_PROBLEM REQUIREMENTS:_ Word for word, reproduce the records, keeping none of the pictures.

##### DATA UNDER STUDY

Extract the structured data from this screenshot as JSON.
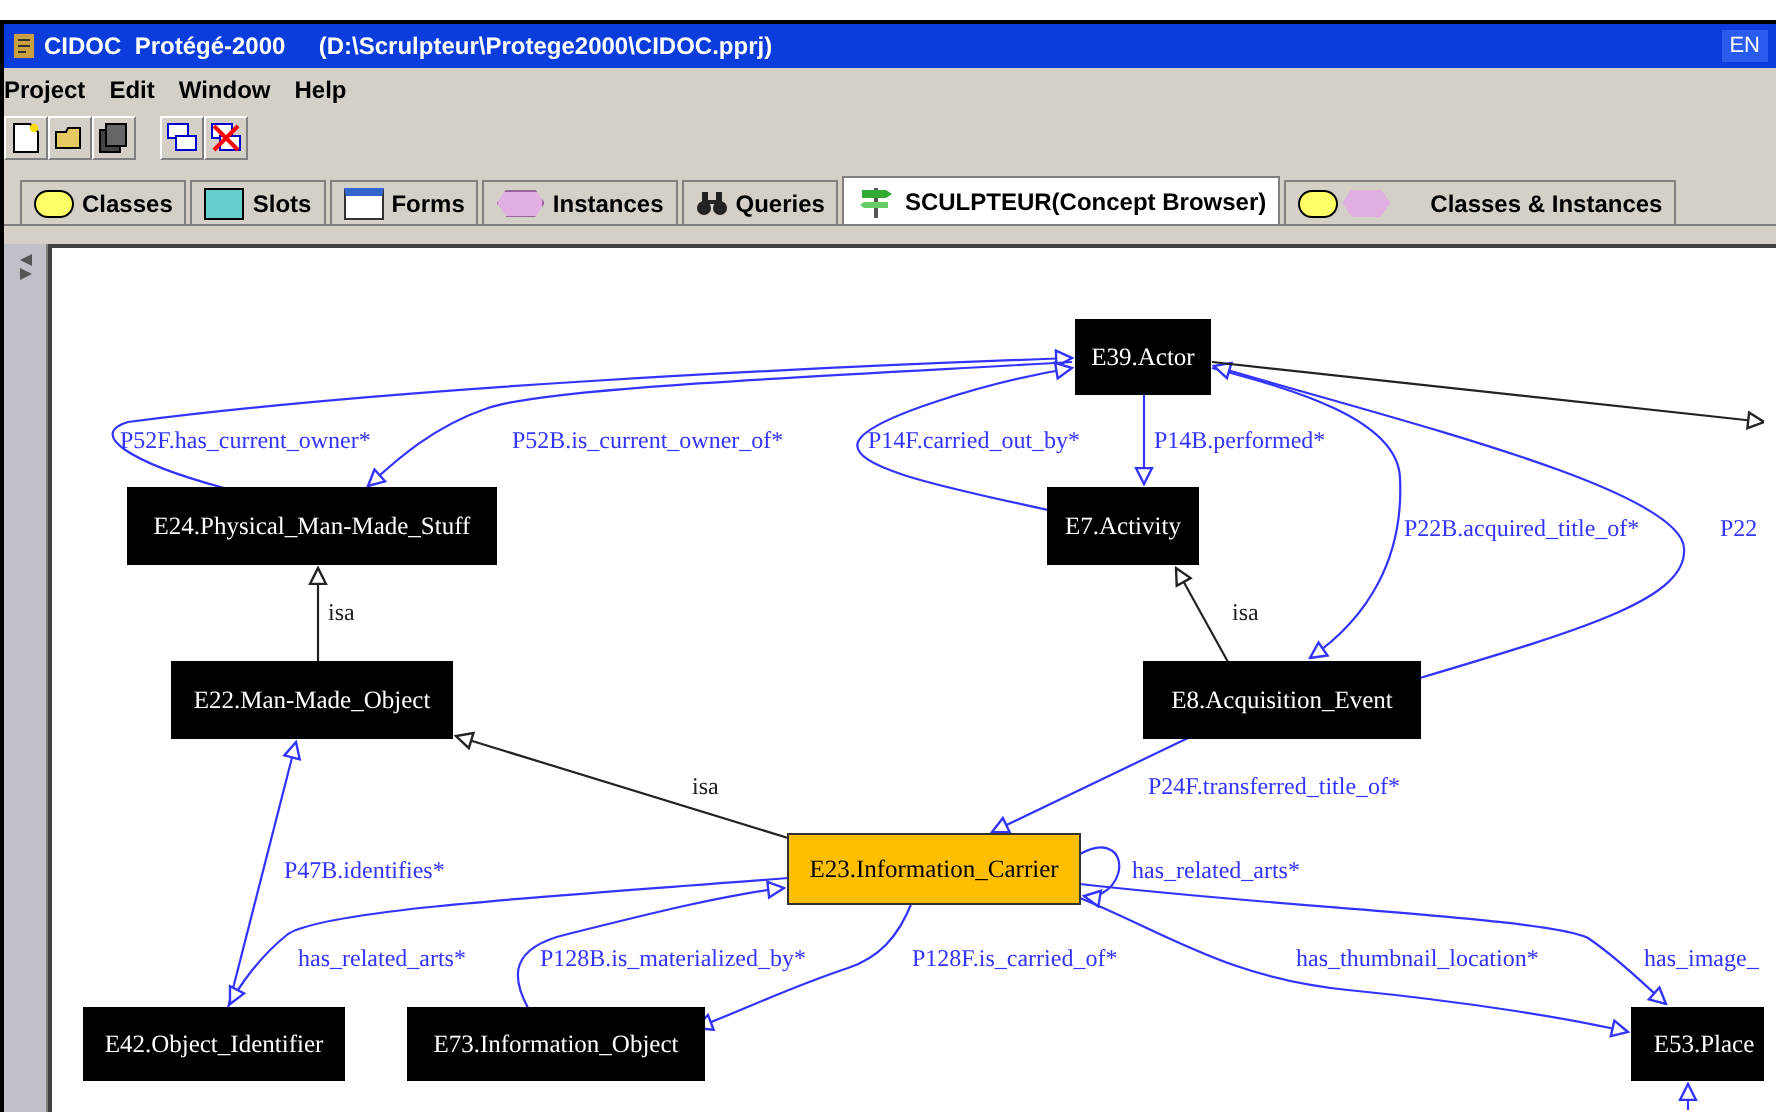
{
  "window": {
    "title": "CIDOC  Protégé-2000     (D:\\Scrulpteur\\Protege2000\\CIDOC.pprj)",
    "language_badge": "EN"
  },
  "menu": [
    "Project",
    "Edit",
    "Window",
    "Help"
  ],
  "tabs": [
    {
      "label": "Classes",
      "kind": "classes",
      "selected": false
    },
    {
      "label": "Slots",
      "kind": "slots",
      "selected": false
    },
    {
      "label": "Forms",
      "kind": "forms",
      "selected": false
    },
    {
      "label": "Instances",
      "kind": "instances",
      "selected": false
    },
    {
      "label": "Queries",
      "kind": "queries",
      "selected": false
    },
    {
      "label": "SCULPTEUR(Concept Browser)",
      "kind": "plugin",
      "selected": true
    },
    {
      "label": "Classes & Instances",
      "kind": "both",
      "selected": false
    }
  ],
  "graph": {
    "nodes": [
      {
        "label": "E39.Actor",
        "selected": false
      },
      {
        "label": "E24.Physical_Man-Made_Stuff",
        "selected": false
      },
      {
        "label": "E7.Activity",
        "selected": false
      },
      {
        "label": "E22.Man-Made_Object",
        "selected": false
      },
      {
        "label": "E8.Acquisition_Event",
        "selected": false
      },
      {
        "label": "E23.Information_Carrier",
        "selected": true
      },
      {
        "label": "E42.Object_Identifier",
        "selected": false
      },
      {
        "label": "E73.Information_Object",
        "selected": false
      },
      {
        "label": "E53.Place",
        "selected": false
      }
    ],
    "edges": [
      {
        "label": "P52F.has_current_owner*",
        "kind": "relation"
      },
      {
        "label": "P52B.is_current_owner_of*",
        "kind": "relation"
      },
      {
        "label": "P14F.carried_out_by*",
        "kind": "relation"
      },
      {
        "label": "P14B.performed*",
        "kind": "relation"
      },
      {
        "label": "isa",
        "kind": "isa"
      },
      {
        "label": "isa",
        "kind": "isa"
      },
      {
        "label": "P22B.acquired_title_of*",
        "kind": "relation"
      },
      {
        "label": "P22",
        "kind": "relation"
      },
      {
        "kind": "isa"
      },
      {
        "label": "isa",
        "kind": "isa"
      },
      {
        "label": "P24F.transferred_title_of*",
        "kind": "relation"
      },
      {
        "label": "has_related_arts*",
        "kind": "relation"
      },
      {
        "label": "P47B.identifies*",
        "kind": "relation"
      },
      {
        "label": "has_related_arts*",
        "kind": "relation"
      },
      {
        "label": "P128B.is_materialized_by*",
        "kind": "relation"
      },
      {
        "label": "P128F.is_carried_of*",
        "kind": "relation"
      },
      {
        "label": "has_thumbnail_location*",
        "kind": "relation"
      },
      {
        "label": "has_image_",
        "kind": "relation"
      },
      {
        "kind": "relation"
      }
    ]
  }
}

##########

_TASK OUTPUT:_
Extract the structured data from this screenshot as JSON.
{
  "window": {
    "title": "CIDOC  Protégé-2000     (D:\\Scrulpteur\\Protege2000\\CIDOC.pprj)",
    "language_badge": "EN"
  },
  "menu": [
    "Project",
    "Edit",
    "Window",
    "Help"
  ],
  "tabs": [
    {
      "label": "Classes",
      "kind": "classes",
      "selected": false
    },
    {
      "label": "Slots",
      "kind": "slots",
      "selected": false
    },
    {
      "label": "Forms",
      "kind": "forms",
      "selected": false
    },
    {
      "label": "Instances",
      "kind": "instances",
      "selected": false
    },
    {
      "label": "Queries",
      "kind": "queries",
      "selected": false
    },
    {
      "label": "SCULPTEUR(Concept Browser)",
      "kind": "plugin",
      "selected": true
    },
    {
      "label": "Classes & Instances",
      "kind": "both",
      "selected": false
    }
  ],
  "graph": {
    "nodes": [
      {
        "label": "E39.Actor",
        "selected": false
      },
      {
        "label": "E24.Physical_Man-Made_Stuff",
        "selected": false
      },
      {
        "label": "E7.Activity",
        "selected": false
      },
      {
        "label": "E22.Man-Made_Object",
        "selected": false
      },
      {
        "label": "E8.Acquisition_Event",
        "selected": false
      },
      {
        "label": "E23.Information_Carrier",
        "selected": true
      },
      {
        "label": "E42.Object_Identifier",
        "selected": false
      },
      {
        "label": "E73.Information_Object",
        "selected": false
      },
      {
        "label": "E53.Place",
        "selected": false
      }
    ],
    "edges": [
      {
        "label": "P52F.has_current_owner*",
        "kind": "relation"
      },
      {
        "label": "P52B.is_current_owner_of*",
        "kind": "relation"
      },
      {
        "label": "P14F.carried_out_by*",
        "kind": "relation"
      },
      {
        "label": "P14B.performed*",
        "kind": "relation"
      },
      {
        "label": "isa",
        "kind": "isa"
      },
      {
        "label": "isa",
        "kind": "isa"
      },
      {
        "label": "P22B.acquired_title_of*",
        "kind": "relation"
      },
      {
        "label": "P22",
        "kind": "relation"
      },
      {
        "kind": "isa"
      },
      {
        "label": "isa",
        "kind": "isa"
      },
      {
        "label": "P24F.transferred_title_of*",
        "kind": "relation"
      },
      {
        "label": "has_related_arts*",
        "kind": "relation"
      },
      {
        "label": "P47B.identifies*",
        "kind": "relation"
      },
      {
        "label": "has_related_arts*",
        "kind": "relation"
      },
      {
        "label": "P128B.is_materialized_by*",
        "kind": "relation"
      },
      {
        "label": "P128F.is_carried_of*",
        "kind": "relation"
      },
      {
        "label": "has_thumbnail_location*",
        "kind": "relation"
      },
      {
        "label": "has_image_",
        "kind": "relation"
      },
      {
        "kind": "relation"
      }
    ]
  }
}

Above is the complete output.